There’s a lot of talk about what Americans will spend their stimulus money on—or if they’ll spend it at all. But I know what I’m buying.
Like many other Americans of a certain age, I am already swimming in toast.
While the $600 that is currently being doled out to us is mighty kind, I just don’t know what I’m going to do with all of this smooth, slightly spicy avocado spread and all this crunchy bread.
$600 buys the average American 88 slices of avocado toast. And that’s if we splurge and buy them all pre-made from a restaurant and stuff. Do restaurants still exist where you live?
Say we’re super savvy and make them at home. Avocados here cost about $1.25 a piece, and if I buy on sale, I can get two whole loaves of Wonder Bread for $3. We won’t count the cost of a toaster in this equation. Only the really poor Americans, you know, the ones who truly deserve nothing because they loaf around (get it?) on my tax dollars, don’t have one. Let’s assume, for this exercise, that all Americans have toasters (Fun fact: they do not).
Here comes the hard math. You know, the kind my kids are no longer learning because we’re doing school from home and they cannot hear the teacher over the screen, since the teacher is forced to teach them on the side, as they tend to all the children who are going to real school.
Let’s put half of an avocado on each slice, and say bread comes with 20 slices to a loaf. That’s one avocado to every 10 slices. A hundred avocados, therefore, covers 200 slices of toast. Each slice of bread would cost 7.5 cents. Seven point five cents, is this not living large? And a half avocado costs 62.5 cents. Am I too in the weeds? Let’s just go for the grand finale: If we make our toast at home, our stimulus check buys us 420 slices of avocado toast. Not counting, of course, the hours it would take to assemble all that. My time, as has been made very clear, isn’t worth much money at all.
My neighbors suggested I throw a toast party, but even the 10 of us that can gather outdoors, six feet apart, will have trouble gobbling up all this goodness through our masks. And what’s the freedom to life, liberty and the pursuit of happiness worth if death isn’t a real possibility? Plus, it would give me a way to get rid of all this toast before it goes bad.
Maybe, though, there are some American Millennials and Gen X’ers who aren’t buying toast. Even those heathens should be grateful for this generous gift of our own tax dollars back to us. After all, think of all the money we are saving on gas, now that we don’t have jobs to drive to! Think of all the childcare savings, now that everyone is at home all the time, day and night, every moment. Plus, the memories. Can’t put a price on breaking up the third fight in the middle of a “school” day between your cabin-fevered, delirious children who just want some toast to eat for survival.

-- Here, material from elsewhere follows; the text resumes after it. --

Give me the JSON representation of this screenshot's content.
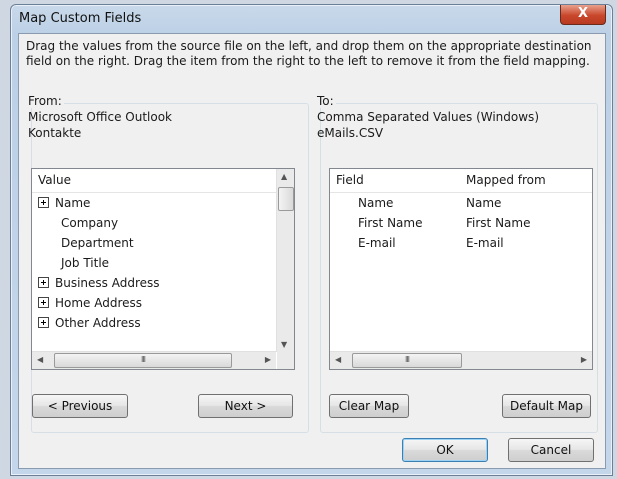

In some places, $600 is a month’s rent. I don’t know where those places are, but I could buy at least a week of living in my own house with this check. How about groceries that aren’t toast? My family of four costs me $300 a week in food, but that’s because I buy hoity toity stuff like Tide laundry detergent and apples. I could easily cut it down to $200 if I replaced fresh cuts of meat with Stouffer’s frozen.
We could eat out, excuse me, take out, from Buffalo Wild Wings or Applebees 12 whole times if we all drink water and don’t order an appetizer.
Maybe I could stock up on toilet paper, in advance of the next raid. That check buys me 714 rolls. According to some coupon lady on the internet, that means my family will be covered in TP for nearly five years. Better yet, why not bring back some of the other industries my ilk has destroyed. We could buy 158 boxes of cereal! We could buy nearly 100,000 single napkins each. Think of all the trees we could kill!
This money is definitely not too little too late. With six in 10 of us having suffered a financial setback due to the coronavirus, we could use a little toughening up. The fact that 40 percent of us are banking on this check to help us pays bills only proves it. Better planning and foresight on our part is what’s necessary. We need to find our own bootstraps. That $600 is just a taste of what could be ours, if we only infused ourselves with a little can-do attitude. I mean, who needs a job, rent money, covered medical expenses, food?
Heck, if we were all Gwyneth Paltrow, we could buy 400 limes. And Lord knows, in these times, we’d better be preparing for scurvy.
Darlena Cunha is an adjunct professor of journalism at the University of Florida and freelance writer whose work appears in The New York Times, The Washington Post, The Atlantic and more.